Publisher/s: Marvel Comics
Author/s: Dan Slott
Artist/s: John Romita, Jr.
Format: Ongoing Series
No. of Issues: 600 – Present
Vintage: March 1963 – Present
So The Amazing Spider-Man has finally reached its 600th issue and to commemorate the occasion, this issue came with four variant covers, I chose the Alex Ross (if I’m not mistaken) variant for my article as it’s by far my favourite. I don’t really follow the Spidey comics as, like most of the mainstream characters of the big boy publishers, there’s simply too many different titles, reboots, retcon and so forth that I couldn’t be bothered to make an attempt at following them.
The 600th issue consists of various tales, the main story consisting of 59 pages and focuses on an ailing Doctor Octopus, who after years of receiving continuous beatings from superhero and villain alike, has been left with collective blunt force trauma damage, leaving Otto with a shortened lifespan. In light of this, the ‘good’ doctor decides to make the most of the remainder of his life by ‘making amends’ and leaving the world his legacy – a perfect global utopia. Though the doctor’s heart is in the right place, his methods are questionable and soon enough he has the attention of our friendly neighborhood Spider-Man, The Avengers and The Fantastic 4.

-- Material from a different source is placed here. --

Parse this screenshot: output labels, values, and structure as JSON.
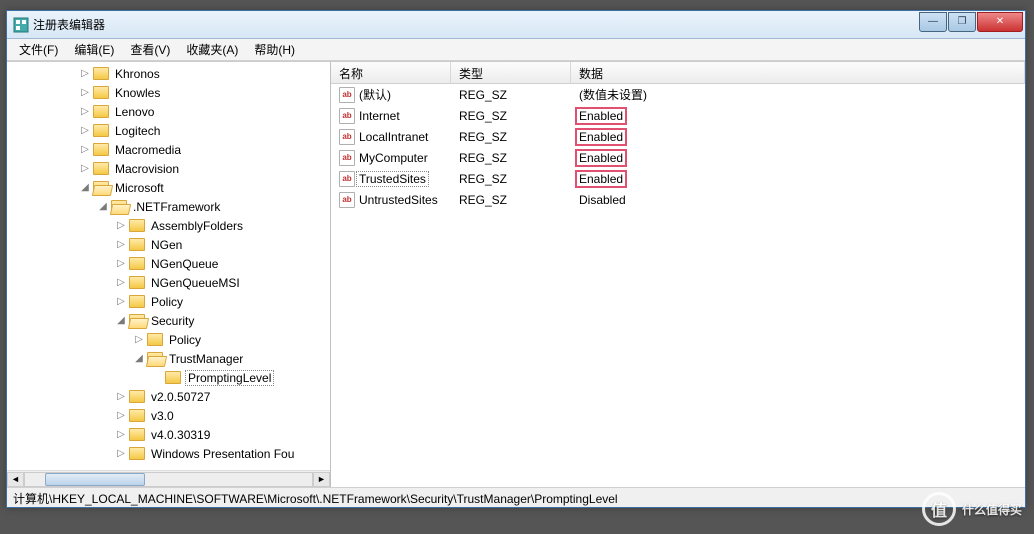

Apart from the central story, there are four ‘Amazing Spider-Man covers you’ll never see‘ which are pretty damn funny (most notably the hippie variant) as well as several short tales including Spidey going to a shrink due to an identity crisis/nervous breakdown whereby he tries to explain all the events in his life ranging from the black symbiotic suit, Green Goblin being dead, only to rise from the grave and even Parker’s transformation into the man-spider. The story harks back to what I said earlier in regards to the Spider-Man series as being incomprehensible with constant reboots and what not (much like the X-Men series; with what seems like fifty million titles), a tangled web indeed (if you’ll excuse the pun) and I think the ‘Identity Crisis’ story pokes fun at the fact that trying to keep track of all the events, changes and story-arcs in the Spidey universe would drive anyone mad.

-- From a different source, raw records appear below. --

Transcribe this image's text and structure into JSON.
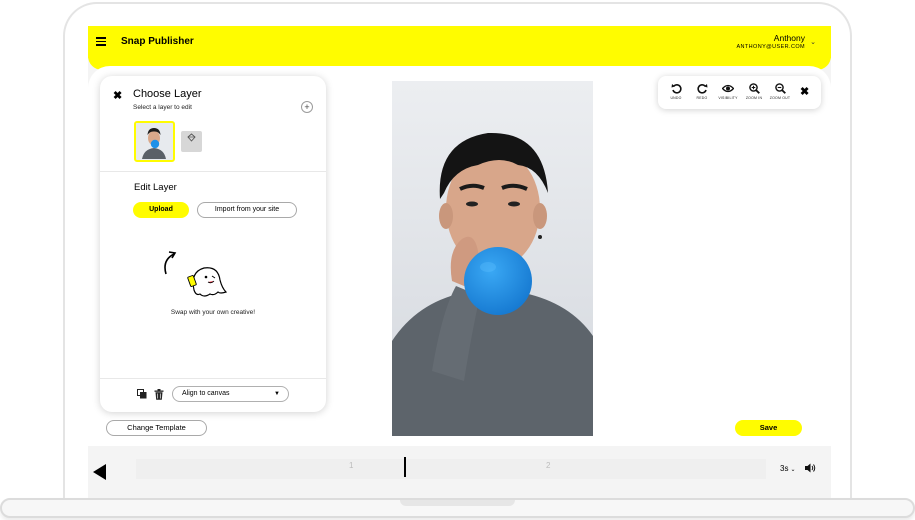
{
  "header": {
    "app_title": "Snap Publisher",
    "user_name": "Anthony",
    "user_email": "ANTHONY@USER.COM"
  },
  "panel": {
    "title": "Choose Layer",
    "subtitle": "Select a layer to edit",
    "edit_title": "Edit Layer",
    "upload_label": "Upload",
    "import_label": "Import from your site",
    "swap_text": "Swap with your own creative!",
    "align_value": "Align to canvas"
  },
  "toolbar": {
    "undo": "UNDO",
    "redo": "REDO",
    "visibility": "VISIBILITY",
    "zoom_in": "ZOOM IN",
    "zoom_out": "ZOOM OUT"
  },
  "buttons": {
    "change_template": "Change Template",
    "save": "Save"
  },
  "timeline": {
    "marker_1": "1",
    "marker_2": "2",
    "duration": "3s"
  },
  "colors": {
    "brand_yellow": "#fffc00",
    "balloon_blue": "#1e90e8"
  },
  "icons": [
    "menu-icon",
    "chevron-down-icon",
    "close-icon",
    "plus-icon",
    "undo-icon",
    "redo-icon",
    "eye-icon",
    "zoom-in-icon",
    "zoom-out-icon",
    "play-icon",
    "duplicate-icon",
    "trash-icon",
    "volume-icon"
  ]
}
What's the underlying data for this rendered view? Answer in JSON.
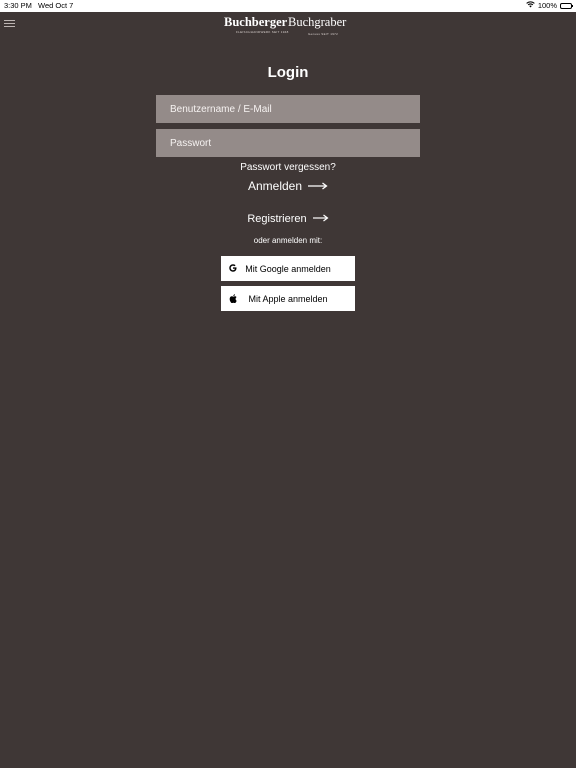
{
  "status_bar": {
    "time": "3:30 PM",
    "date": "Wed Oct 7",
    "battery": "100%"
  },
  "logo": {
    "left": "Buchberger",
    "left_sub": "FLEISCHHANDWERK SEIT 1948",
    "right": "Buchgraber",
    "right_sub": "Genuss SEIT 1972"
  },
  "login": {
    "title": "Login",
    "username_placeholder": "Benutzername / E-Mail",
    "password_placeholder": "Passwort",
    "forgot_password": "Passwort vergessen?",
    "login_button": "Anmelden",
    "register_button": "Registrieren",
    "alt_login_text": "oder anmelden mit:",
    "google_button": "Mit Google anmelden",
    "apple_button": "Mit Apple anmelden"
  },
  "colors": {
    "background": "#3f3736",
    "input_background": "#948b89",
    "button_background": "#ffffff"
  },
  "icons": {
    "menu": "hamburger-menu-icon",
    "wifi": "wifi-icon",
    "battery": "battery-icon",
    "arrow": "long-right-arrow-icon",
    "google": "google-g-icon",
    "apple": "apple-logo-icon"
  }
}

Spider-Man first appeared in Amazing Fantasy #15 back in 1962, I wonder if Stan Lee ever thought that his creation would still be as popular as it is thirty-seven years later. Three films (4th due 2011), animated shows, action figures and a myriad of other merchandise is testament to Spidey’s popularity. For some reason I assumed issue six hundred would be a self-contained story, sadly it isn’t so the ending kind of left me confused with Mary Jane showing up, which seems to be a big deal judging from Peter and Aunt May’s expressions. Anyway, as most Spider-Man issues, this edition is action-packed and sure to please Spidey fanboys, though Planet of the Symbiotes (circa 1995) is still my favourite Spider-Man arc. The year 1995 was a great one for Marvel what with their Age of Apocalypse series (X-Men) and official distribution of ongoing comic-book titles in South Africa.
If you’ve got five bucks to spare and you’re a Spidey fan, you can’t go wrong with The Amazing Spider-Man #600. In fact, perhaps you should purchase two copies, one to read and another for storage (sure to be valuable in the years to come). On another note, a belated happy birthday to Stan Lee (born 28 December 1922), comic-book pioneer. Excelsior!